• Supplied records
-- Opening Marker --

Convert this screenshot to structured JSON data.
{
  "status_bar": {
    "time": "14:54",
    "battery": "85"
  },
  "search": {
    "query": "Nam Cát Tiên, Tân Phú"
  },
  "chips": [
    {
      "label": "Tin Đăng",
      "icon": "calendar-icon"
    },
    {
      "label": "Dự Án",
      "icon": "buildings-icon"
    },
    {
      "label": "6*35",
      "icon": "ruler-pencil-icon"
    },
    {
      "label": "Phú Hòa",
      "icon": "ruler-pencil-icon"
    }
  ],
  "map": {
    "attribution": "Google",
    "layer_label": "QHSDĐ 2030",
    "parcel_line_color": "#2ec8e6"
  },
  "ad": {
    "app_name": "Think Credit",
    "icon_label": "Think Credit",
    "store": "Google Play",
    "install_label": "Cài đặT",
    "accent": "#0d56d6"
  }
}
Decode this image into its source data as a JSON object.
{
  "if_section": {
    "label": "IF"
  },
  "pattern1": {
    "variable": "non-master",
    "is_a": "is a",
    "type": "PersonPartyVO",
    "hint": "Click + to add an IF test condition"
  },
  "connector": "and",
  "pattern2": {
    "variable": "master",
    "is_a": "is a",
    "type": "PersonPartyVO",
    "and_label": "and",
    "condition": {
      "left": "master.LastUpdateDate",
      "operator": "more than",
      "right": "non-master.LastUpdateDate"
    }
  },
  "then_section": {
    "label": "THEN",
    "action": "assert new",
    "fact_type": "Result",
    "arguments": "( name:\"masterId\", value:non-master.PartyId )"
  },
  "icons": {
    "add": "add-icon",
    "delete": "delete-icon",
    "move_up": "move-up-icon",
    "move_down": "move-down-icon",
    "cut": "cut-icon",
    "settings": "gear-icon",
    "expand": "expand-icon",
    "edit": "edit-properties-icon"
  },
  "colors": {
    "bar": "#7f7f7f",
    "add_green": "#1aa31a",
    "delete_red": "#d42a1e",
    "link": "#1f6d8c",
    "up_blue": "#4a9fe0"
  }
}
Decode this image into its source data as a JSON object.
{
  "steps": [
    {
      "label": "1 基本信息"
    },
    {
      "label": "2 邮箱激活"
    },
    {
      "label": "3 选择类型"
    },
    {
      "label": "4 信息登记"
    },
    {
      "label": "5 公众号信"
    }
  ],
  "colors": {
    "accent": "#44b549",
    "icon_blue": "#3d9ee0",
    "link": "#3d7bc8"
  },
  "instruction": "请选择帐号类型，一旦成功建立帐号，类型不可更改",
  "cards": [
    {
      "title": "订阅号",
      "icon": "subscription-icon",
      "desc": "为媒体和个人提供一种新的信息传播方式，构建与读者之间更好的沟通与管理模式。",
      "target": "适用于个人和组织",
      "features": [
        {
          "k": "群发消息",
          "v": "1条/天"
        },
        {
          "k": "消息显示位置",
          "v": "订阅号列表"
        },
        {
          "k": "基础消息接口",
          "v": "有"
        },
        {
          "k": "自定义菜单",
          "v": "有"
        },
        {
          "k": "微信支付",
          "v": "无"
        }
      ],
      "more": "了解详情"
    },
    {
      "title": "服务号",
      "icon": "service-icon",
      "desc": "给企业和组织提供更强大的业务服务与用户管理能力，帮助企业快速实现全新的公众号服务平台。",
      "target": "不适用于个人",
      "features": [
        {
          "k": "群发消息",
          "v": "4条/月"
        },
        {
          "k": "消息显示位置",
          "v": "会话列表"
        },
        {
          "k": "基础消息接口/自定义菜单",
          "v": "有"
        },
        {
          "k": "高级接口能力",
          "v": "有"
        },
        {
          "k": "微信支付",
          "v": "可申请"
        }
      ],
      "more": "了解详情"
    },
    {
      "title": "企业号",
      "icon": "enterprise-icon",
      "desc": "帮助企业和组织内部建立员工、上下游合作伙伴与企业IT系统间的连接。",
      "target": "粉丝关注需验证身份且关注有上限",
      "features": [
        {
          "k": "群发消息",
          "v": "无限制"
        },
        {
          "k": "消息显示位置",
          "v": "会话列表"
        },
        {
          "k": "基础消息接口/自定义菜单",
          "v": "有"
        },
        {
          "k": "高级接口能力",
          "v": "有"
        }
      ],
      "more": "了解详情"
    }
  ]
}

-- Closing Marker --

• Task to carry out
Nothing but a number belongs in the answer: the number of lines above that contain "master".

• Answer to the problem
5